Educational Achievement

While there's no proof that only children are smarter than those with siblings, they do tend to have a higher degree of educational achievement, according to the article "The Only Child: Debunking the Myths" on "Time" magazine's website. This is a likely a result of parents having more time and finances to dedicate to a single child's education in contrast to splitting these resources between two or more kids. Parents of only children may also have higher expectations academically. This may result in higher tests scores and the increased likelihood of going to -- or getting into -- college.

Confidence and Self-Esteem

Only children may show higher senses of self-esteem than kids with siblings. The attention, acceptance and approval that parents shower upon their one and only may translate into a healthy amount of confidence in the child, according to Psychologist Carl Pickhardt on the Psychology Today website. Without other children around to detract from their affection, the only child's sense of being the center of her parent's world may foster self-esteem.

Private Person

Unlike a child with siblings -- who has to share a bedroom or other home spaces -- only children typically have a high degree of privacy. This may mean single children are more private than those who live at home with brothers and sisters around. They often place a high degree of importance on privacy. This doesn't mean only children can't or won't share. Instead, they may simply feel uncomfortable with someone else infringing on their space.

Comfort Around Adults

Imagine two children -- a brother and a sister -- growing up together, sharing their playtimes without having to rely on mom or dad for complete company. Now take a look at an only child. When at home, the single child only has the parents to talk to or play with. Although this parent-child time offers the opportunity for plenty of attention and affection, it also may make the child more comfortable interacting with adults and more mature than a child who has several siblings.

About the Author
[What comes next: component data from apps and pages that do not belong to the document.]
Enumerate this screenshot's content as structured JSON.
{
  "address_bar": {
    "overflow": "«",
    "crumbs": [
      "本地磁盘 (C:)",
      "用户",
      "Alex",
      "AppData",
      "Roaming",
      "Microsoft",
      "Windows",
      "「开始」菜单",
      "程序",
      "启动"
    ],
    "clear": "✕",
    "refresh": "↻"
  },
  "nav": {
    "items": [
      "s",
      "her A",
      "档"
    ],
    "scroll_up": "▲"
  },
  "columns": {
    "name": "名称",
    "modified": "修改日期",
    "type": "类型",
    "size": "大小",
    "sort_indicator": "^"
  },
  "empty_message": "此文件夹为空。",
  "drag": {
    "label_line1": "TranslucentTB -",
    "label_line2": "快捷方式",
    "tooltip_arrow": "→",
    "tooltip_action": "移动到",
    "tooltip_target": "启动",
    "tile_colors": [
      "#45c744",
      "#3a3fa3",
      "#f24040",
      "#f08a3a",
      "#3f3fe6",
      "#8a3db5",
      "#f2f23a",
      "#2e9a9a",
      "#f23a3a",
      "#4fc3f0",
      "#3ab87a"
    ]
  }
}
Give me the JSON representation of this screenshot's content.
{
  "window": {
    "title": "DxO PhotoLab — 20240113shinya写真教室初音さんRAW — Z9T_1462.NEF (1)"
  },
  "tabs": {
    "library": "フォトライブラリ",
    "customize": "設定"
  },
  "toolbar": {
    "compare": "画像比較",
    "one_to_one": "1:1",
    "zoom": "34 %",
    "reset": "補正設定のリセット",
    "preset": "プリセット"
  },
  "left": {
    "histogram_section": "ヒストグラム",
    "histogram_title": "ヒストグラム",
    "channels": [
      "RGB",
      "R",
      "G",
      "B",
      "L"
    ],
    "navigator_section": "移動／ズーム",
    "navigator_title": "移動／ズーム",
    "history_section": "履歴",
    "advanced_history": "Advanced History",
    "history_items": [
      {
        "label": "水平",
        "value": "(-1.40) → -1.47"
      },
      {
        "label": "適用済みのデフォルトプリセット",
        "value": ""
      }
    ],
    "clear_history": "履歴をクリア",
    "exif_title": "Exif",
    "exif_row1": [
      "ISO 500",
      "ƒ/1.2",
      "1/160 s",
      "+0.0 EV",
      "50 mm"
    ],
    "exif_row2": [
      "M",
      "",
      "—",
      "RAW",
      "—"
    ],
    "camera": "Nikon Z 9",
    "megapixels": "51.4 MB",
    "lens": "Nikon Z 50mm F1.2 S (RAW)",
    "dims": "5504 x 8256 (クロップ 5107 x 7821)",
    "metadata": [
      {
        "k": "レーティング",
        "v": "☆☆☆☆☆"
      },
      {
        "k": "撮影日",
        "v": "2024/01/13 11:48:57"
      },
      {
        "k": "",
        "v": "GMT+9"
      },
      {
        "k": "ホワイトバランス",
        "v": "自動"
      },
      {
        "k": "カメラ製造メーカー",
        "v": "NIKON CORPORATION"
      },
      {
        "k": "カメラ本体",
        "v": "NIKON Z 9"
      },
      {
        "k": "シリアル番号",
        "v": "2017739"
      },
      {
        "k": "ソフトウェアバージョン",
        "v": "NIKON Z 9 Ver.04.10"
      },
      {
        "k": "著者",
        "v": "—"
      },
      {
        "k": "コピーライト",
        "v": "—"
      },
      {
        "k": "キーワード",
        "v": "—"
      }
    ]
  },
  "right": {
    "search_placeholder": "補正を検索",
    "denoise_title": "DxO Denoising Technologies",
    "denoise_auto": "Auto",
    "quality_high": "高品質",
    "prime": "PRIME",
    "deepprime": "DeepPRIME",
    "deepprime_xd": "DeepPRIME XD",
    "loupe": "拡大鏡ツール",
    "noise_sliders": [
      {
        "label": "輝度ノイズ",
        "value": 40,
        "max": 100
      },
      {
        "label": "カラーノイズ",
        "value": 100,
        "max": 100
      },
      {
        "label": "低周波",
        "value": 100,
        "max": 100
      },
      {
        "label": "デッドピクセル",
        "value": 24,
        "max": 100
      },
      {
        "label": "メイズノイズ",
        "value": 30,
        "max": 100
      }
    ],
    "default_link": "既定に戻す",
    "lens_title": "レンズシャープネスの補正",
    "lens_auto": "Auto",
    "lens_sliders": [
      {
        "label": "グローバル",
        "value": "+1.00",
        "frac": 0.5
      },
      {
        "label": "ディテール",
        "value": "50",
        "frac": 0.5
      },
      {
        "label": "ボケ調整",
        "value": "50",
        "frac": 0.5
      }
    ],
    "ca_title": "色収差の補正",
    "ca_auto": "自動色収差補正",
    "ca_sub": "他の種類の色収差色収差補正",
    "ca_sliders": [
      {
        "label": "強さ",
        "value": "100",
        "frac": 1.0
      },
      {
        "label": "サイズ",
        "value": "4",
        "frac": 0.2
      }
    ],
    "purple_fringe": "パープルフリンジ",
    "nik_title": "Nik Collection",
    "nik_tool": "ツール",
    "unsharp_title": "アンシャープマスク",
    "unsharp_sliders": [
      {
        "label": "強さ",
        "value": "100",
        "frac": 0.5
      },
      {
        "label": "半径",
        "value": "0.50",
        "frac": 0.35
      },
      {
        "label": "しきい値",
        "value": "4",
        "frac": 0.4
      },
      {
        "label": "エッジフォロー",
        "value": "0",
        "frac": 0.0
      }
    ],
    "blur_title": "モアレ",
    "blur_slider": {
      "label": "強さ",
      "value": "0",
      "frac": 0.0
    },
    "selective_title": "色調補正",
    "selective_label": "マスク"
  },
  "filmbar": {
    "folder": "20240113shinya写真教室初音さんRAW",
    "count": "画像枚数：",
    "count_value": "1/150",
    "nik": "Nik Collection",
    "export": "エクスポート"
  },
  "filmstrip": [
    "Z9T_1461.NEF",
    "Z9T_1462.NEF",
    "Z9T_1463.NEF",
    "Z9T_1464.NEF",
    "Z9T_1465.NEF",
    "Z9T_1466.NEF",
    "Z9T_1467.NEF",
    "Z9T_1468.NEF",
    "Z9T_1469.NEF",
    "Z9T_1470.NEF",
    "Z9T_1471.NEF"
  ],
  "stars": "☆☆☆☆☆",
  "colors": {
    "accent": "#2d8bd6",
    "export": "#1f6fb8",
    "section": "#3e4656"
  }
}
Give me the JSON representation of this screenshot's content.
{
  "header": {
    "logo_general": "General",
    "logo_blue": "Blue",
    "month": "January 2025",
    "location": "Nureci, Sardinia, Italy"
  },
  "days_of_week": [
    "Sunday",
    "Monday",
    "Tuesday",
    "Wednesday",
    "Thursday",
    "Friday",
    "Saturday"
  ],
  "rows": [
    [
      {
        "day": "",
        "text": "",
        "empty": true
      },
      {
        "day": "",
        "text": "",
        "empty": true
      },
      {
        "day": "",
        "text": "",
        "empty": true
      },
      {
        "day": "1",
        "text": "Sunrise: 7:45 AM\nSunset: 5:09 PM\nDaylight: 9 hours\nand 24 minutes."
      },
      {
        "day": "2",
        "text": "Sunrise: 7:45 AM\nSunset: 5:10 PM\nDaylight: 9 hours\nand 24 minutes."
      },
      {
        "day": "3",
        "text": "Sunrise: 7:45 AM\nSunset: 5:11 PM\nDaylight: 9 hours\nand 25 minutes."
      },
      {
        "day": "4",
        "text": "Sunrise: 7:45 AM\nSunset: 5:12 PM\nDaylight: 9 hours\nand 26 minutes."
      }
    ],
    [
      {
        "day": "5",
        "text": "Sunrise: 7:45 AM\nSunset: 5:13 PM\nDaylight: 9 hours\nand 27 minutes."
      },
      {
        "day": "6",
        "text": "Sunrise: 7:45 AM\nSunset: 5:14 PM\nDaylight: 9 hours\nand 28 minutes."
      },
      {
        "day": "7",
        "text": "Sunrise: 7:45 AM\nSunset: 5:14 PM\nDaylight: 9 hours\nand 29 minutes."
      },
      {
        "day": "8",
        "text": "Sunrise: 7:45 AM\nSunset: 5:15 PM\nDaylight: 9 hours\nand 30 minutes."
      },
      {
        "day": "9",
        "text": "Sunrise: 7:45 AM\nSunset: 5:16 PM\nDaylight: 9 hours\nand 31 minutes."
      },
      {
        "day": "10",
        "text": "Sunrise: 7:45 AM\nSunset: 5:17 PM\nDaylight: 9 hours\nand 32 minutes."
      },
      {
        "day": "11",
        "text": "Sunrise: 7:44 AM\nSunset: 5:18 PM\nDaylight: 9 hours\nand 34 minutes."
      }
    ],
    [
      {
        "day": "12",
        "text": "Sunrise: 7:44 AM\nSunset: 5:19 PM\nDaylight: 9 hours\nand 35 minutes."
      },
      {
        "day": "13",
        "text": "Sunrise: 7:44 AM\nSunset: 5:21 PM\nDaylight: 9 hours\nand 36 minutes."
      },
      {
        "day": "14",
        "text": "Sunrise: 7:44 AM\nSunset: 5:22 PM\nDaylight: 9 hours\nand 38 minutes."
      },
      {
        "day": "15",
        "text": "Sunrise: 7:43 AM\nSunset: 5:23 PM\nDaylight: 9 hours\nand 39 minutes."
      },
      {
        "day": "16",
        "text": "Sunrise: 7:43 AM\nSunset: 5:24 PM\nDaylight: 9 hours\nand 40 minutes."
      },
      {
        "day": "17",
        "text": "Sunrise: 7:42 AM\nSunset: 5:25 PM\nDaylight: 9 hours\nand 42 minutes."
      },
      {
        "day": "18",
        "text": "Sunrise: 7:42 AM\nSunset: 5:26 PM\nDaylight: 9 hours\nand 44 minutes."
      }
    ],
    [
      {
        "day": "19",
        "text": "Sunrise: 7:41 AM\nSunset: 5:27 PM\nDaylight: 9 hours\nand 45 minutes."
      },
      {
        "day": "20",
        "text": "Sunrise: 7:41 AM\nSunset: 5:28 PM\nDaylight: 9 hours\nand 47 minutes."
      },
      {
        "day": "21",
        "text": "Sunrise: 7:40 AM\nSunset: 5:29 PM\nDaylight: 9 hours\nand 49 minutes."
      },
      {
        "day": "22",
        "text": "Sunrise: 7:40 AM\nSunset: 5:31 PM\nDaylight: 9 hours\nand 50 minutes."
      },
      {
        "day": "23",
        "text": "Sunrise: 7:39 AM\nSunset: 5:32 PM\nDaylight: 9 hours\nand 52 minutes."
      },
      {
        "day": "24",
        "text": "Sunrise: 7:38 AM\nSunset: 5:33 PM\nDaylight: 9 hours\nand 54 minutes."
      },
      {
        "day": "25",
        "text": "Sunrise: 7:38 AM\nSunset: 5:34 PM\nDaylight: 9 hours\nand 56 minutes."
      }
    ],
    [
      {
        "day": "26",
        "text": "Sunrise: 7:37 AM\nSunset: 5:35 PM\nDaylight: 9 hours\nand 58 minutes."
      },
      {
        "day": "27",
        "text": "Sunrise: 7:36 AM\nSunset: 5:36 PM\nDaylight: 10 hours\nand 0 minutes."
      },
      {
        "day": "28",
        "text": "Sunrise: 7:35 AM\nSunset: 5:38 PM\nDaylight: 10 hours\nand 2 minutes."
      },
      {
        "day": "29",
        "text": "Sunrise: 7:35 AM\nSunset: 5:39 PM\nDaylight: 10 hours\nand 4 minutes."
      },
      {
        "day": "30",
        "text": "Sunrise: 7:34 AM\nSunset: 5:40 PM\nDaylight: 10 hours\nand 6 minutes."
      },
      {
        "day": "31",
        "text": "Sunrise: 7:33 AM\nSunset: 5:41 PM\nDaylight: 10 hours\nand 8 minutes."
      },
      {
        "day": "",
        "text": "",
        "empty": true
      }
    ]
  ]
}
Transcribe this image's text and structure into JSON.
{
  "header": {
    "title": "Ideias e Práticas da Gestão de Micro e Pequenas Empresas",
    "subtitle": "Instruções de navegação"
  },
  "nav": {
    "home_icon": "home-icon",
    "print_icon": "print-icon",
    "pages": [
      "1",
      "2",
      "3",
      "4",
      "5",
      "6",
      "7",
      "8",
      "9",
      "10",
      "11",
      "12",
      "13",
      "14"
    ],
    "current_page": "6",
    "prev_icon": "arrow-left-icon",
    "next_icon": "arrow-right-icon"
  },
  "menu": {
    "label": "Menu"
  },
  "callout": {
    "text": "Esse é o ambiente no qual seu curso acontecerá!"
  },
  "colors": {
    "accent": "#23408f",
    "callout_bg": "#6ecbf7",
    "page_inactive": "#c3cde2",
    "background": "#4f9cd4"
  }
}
Based in Pittsburgh, Erica Loop has been writing education, child development and parenting articles since 2009. Her articles have appeared in "Pittsburgh Parent Magazine" and the website PBS Parents. She has a Master of Science in applied developmental psychology from the University of Pittsburgh's School of Education.